-- INPUT MATERIAL follows --

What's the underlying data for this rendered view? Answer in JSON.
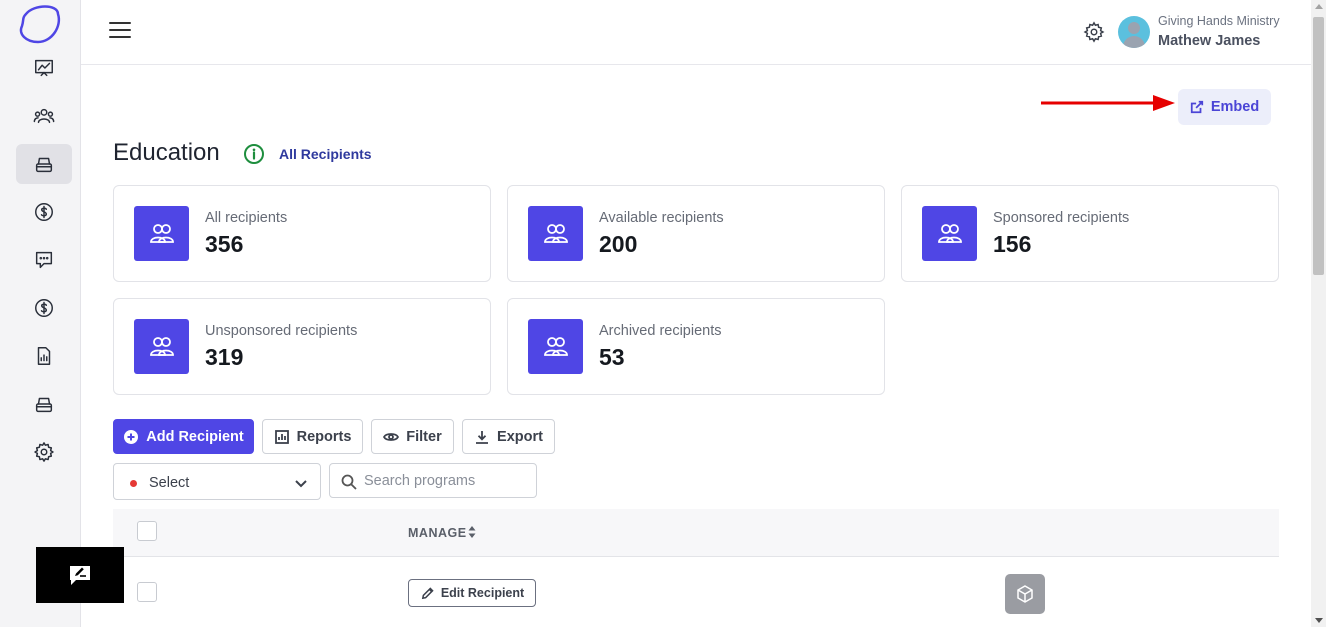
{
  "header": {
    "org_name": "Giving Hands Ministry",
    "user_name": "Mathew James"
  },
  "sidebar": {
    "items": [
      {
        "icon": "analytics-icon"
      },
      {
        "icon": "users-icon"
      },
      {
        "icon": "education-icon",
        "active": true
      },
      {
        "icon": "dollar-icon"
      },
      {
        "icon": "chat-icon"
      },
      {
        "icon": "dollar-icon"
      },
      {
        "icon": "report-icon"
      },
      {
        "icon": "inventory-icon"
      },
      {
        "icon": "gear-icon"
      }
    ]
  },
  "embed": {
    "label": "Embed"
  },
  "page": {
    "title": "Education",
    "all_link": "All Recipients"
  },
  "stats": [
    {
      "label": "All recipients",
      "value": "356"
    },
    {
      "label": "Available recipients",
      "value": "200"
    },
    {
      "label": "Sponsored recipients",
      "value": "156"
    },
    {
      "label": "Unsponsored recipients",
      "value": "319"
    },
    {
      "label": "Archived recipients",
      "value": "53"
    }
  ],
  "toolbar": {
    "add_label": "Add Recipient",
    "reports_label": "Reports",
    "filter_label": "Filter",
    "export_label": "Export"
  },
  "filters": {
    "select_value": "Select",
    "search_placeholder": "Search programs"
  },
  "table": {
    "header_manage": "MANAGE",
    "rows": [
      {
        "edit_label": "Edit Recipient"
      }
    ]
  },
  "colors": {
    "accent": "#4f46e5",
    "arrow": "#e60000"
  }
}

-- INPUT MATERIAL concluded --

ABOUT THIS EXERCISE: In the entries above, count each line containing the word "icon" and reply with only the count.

EXERCISE SOLUTION: 9